Your assignment:
Go through the records and copy each line where the string "Only" occurs.
==== The data
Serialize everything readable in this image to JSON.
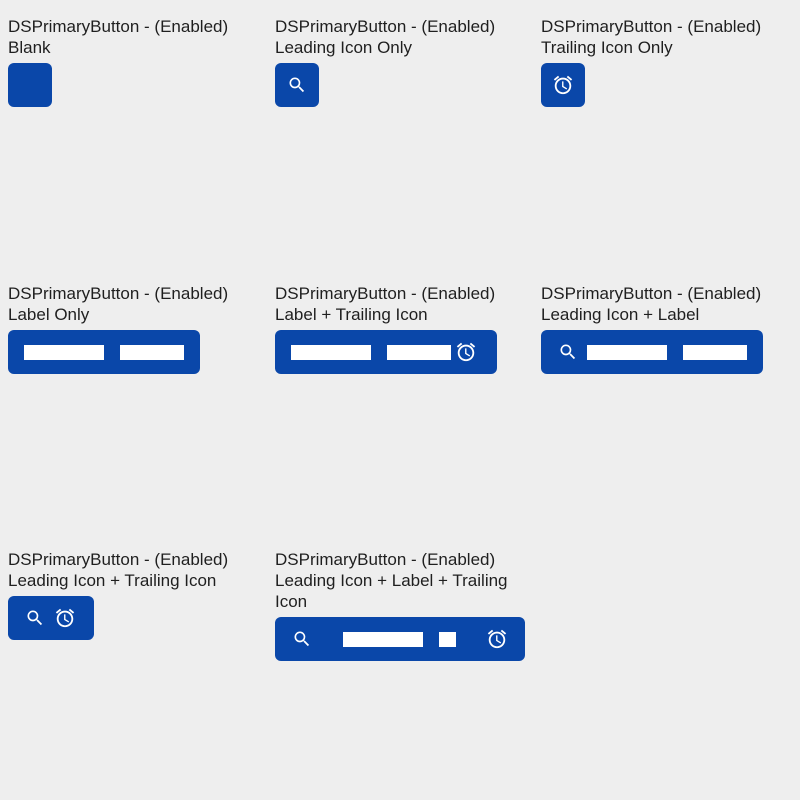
{
  "buttons": [
    {
      "caption_line1": "DSPrimaryButton - (Enabled)",
      "caption_line2": "Blank",
      "icons": []
    },
    {
      "caption_line1": "DSPrimaryButton - (Enabled)",
      "caption_line2": "Leading Icon Only",
      "icons": [
        "search-icon"
      ]
    },
    {
      "caption_line1": "DSPrimaryButton - (Enabled)",
      "caption_line2": "Trailing Icon Only",
      "icons": [
        "alarm-clock-icon"
      ]
    },
    {
      "caption_line1": "DSPrimaryButton - (Enabled)",
      "caption_line2": "Label Only",
      "icons": []
    },
    {
      "caption_line1": "DSPrimaryButton - (Enabled)",
      "caption_line2": "Label + Trailing Icon",
      "icons": [
        "alarm-clock-icon"
      ]
    },
    {
      "caption_line1": "DSPrimaryButton - (Enabled)",
      "caption_line2": "Leading Icon + Label",
      "icons": [
        "search-icon"
      ]
    },
    {
      "caption_line1": "DSPrimaryButton - (Enabled)",
      "caption_line2": "Leading Icon + Trailing Icon",
      "icons": [
        "search-icon",
        "alarm-clock-icon"
      ]
    },
    {
      "caption_line1": "DSPrimaryButton - (Enabled)",
      "caption_line2": "Leading Icon + Label + Trailing",
      "caption_line3": "Icon",
      "icons": [
        "search-icon",
        "alarm-clock-icon"
      ]
    }
  ],
  "colors": {
    "background": "#eeeeee",
    "button_primary": "#0a47a9",
    "button_content": "#ffffff",
    "caption_text": "#1f1f1f"
  }
}
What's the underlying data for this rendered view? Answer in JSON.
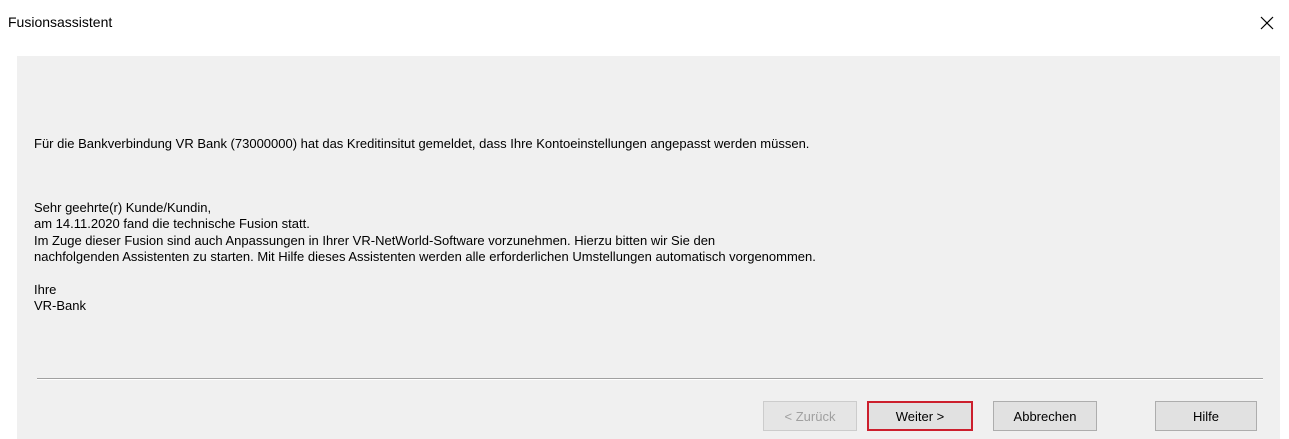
{
  "window": {
    "title": "Fusionsassistent"
  },
  "message": {
    "intro": "Für die Bankverbindung VR Bank (73000000) hat das Kreditinsitut gemeldet, dass Ihre Kontoeinstellungen angepasst werden  müssen.",
    "greeting": "Sehr geehrte(r) Kunde/Kundin,",
    "line1": "am 14.11.2020 fand die technische Fusion statt.",
    "line2": "Im Zuge dieser Fusion sind auch Anpassungen in Ihrer VR-NetWorld-Software vorzunehmen. Hierzu bitten wir Sie den",
    "line3": "nachfolgenden Assistenten zu starten. Mit Hilfe dieses Assistenten werden alle erforderlichen Umstellungen automatisch vorgenommen.",
    "closing": "Ihre",
    "signature": "VR-Bank"
  },
  "buttons": {
    "back": "< Zurück",
    "next": "Weiter >",
    "cancel": "Abbrechen",
    "help": "Hilfe"
  },
  "icons": {
    "close": "close-icon"
  },
  "colors": {
    "panel_background": "#f0f0f0",
    "focus_highlight": "#cc1f2d",
    "disabled_text": "#a0a0a0"
  }
}
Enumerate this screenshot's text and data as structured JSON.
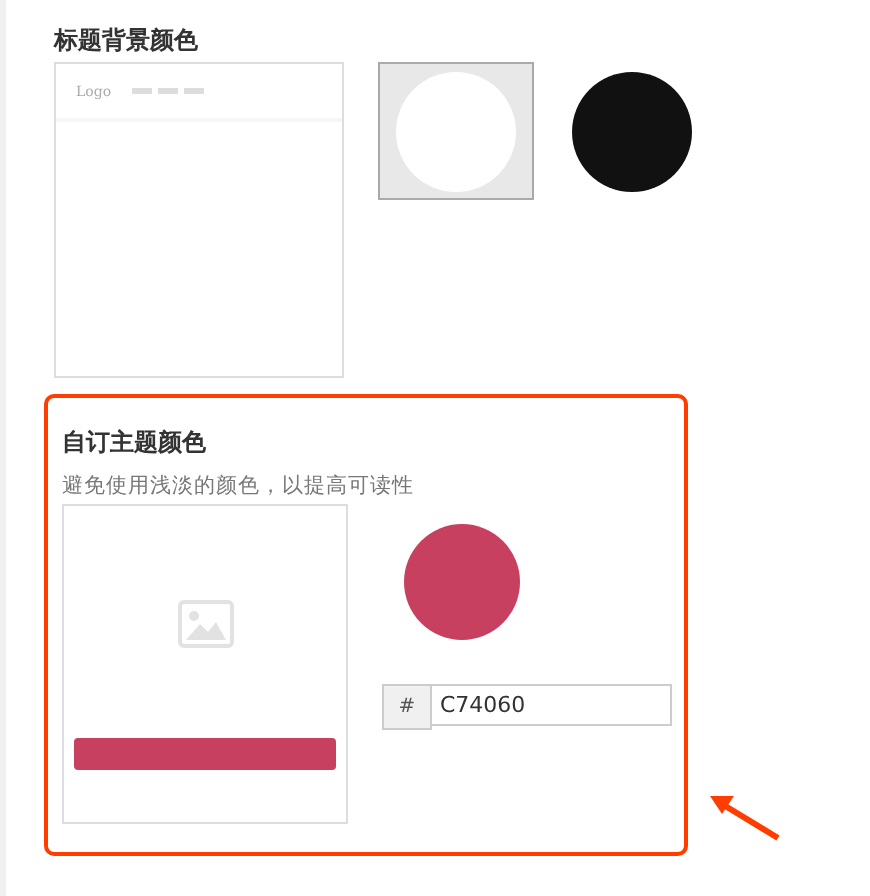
{
  "title_background": {
    "title": "标题背景颜色",
    "preview": {
      "logo": "Logo"
    },
    "swatches": [
      {
        "color": "#ffffff",
        "selected": true
      },
      {
        "color": "#111111",
        "selected": false
      }
    ]
  },
  "custom_theme": {
    "highlighted": true,
    "title": "自订主题颜色",
    "hint": "避免使用浅淡的颜色，以提高可读性",
    "hash": "#",
    "value": "C74060"
  }
}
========
Solved exercise:
      "caption_line2": "Leading Icon Only",
      "caption_line2": "Trailing Icon Only",
      "caption_line2": "Label Only",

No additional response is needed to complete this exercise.